New funding will expand the development of a diabetes drug designed to prevent insulin-induced low blood glucose levels (hypoglycemia) to include use in Type 2 diabetes (T2D), a project York University researcher Michael Riddell is working closely on with diabetes life sciences company Zucara Therapeutics Inc.
The new funding will nearly $415,000 in funding to the project from the National Research Council of Canada Industrial Research Assistance Program. In addition, Zucara and York University have been awarded a Mitacs Accelerate Postdoctoral Fellowship grant, which will fund the development of a preclinical T2D diabetes model.
Riddell is a founding scientist of Zucara Therapeutics Inc. and is the Chair of their Scientific Advisory Board. He is also a professor in York’s School of Kinesiology and Health Sciences and Muscle Health Research Centre, in the Faculty of Health.

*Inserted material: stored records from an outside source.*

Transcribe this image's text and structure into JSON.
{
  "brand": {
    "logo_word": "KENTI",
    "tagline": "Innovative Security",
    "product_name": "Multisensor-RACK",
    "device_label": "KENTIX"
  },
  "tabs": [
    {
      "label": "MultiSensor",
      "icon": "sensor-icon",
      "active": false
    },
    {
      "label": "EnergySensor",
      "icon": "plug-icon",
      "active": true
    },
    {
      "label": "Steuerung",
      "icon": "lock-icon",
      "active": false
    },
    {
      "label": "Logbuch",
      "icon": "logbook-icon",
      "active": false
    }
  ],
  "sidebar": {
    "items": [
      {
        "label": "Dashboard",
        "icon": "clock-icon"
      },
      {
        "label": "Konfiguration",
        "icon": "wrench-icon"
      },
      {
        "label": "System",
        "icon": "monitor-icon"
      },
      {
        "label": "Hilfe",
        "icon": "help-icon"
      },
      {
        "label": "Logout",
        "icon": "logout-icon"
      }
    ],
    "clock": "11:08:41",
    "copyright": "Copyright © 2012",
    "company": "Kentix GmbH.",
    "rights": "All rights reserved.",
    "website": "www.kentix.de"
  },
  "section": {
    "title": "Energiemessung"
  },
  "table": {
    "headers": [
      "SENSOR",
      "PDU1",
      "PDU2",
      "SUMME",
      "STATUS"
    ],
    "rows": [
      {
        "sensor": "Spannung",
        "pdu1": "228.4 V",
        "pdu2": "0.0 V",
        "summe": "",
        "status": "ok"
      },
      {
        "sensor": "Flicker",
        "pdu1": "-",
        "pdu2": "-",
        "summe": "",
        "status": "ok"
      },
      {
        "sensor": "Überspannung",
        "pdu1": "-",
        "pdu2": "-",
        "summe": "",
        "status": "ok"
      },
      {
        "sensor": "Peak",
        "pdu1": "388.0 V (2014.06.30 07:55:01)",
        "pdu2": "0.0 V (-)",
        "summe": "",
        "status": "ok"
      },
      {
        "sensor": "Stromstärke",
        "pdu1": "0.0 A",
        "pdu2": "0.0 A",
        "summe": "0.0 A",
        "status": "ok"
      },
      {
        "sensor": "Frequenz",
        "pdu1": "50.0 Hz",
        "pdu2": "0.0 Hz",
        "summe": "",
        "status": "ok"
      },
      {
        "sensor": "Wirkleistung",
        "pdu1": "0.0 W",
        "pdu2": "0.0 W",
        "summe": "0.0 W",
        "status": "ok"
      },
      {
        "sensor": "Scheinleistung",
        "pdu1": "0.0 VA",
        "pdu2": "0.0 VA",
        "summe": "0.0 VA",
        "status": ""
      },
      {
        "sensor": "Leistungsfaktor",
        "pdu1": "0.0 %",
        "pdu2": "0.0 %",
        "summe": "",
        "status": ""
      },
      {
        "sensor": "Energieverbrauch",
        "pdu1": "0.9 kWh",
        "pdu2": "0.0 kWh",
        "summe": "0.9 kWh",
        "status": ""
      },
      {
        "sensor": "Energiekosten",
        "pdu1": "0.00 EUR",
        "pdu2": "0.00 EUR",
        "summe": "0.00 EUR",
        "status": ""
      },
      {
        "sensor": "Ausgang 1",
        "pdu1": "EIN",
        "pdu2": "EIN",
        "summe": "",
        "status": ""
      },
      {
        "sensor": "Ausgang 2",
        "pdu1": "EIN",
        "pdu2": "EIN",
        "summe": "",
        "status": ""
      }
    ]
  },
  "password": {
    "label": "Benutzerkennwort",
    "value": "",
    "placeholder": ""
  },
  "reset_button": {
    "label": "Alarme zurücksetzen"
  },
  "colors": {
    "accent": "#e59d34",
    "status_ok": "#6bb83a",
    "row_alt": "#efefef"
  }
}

In April 2018, the project received US$3.9-million in funding to advance development to clinical trials; on Sept. 29, Zucara dosed the first subject in its ongoing Phase 1 clinical trial of ZT-01, which is in development for the prevention of insulin-induced hypoglycemia in patients with Type 1 diabetes (T1D). The new funding will allow for the expansion of the development program to include treatment in individuals with Type 2 diabetes.
Riddell oversees the Zucara experiments conducted at York University that test the efficacy of ZT-01, and is investigating how this novel drug candidate helps to prevent hypoglycemia in patients who are continuously taking insulin.
“These grants build on the funding we previously received from GlycoNet to extend the therapeutic potential of ZT-01 to T2D patients,” said Riddell. “We look forward to continuing our efforts to address an unmet need of hypoglycemia prevention in people living with either T1D or T2D.”
Hypoglycemia is a major barrier to safe and effective treatment with insulin in T1D and T2D, and is a common side effect of insulin therapy, as well as aerobic forms of exercise such as walking, cycling and jogging. Dangerously low blood glucose can lead to unconsciousness or even death, and is a frequent challenge for people with insulin-dependent diabetes. Current methods of treating episodes of hypoglycemia include ingesting fast-acting carbohydrates or, in emergency situations, using injections of exogenous glucagon.
“We are grateful for NRC-IRAP’s renewed support and are delighted to receive this Mitacs Award, both of which will enable the development of ZT-01 for T2D,” said Dr. Richard Liggins, Zucara’s chief scientific officer. “The expansion of our ZT-01 development program is based on promising results in a preclinical model of T2D and represents the potential to benefit a substantially larger population. We look forward to working with York University to advance this preclinical T2D model to enable future clinical development.”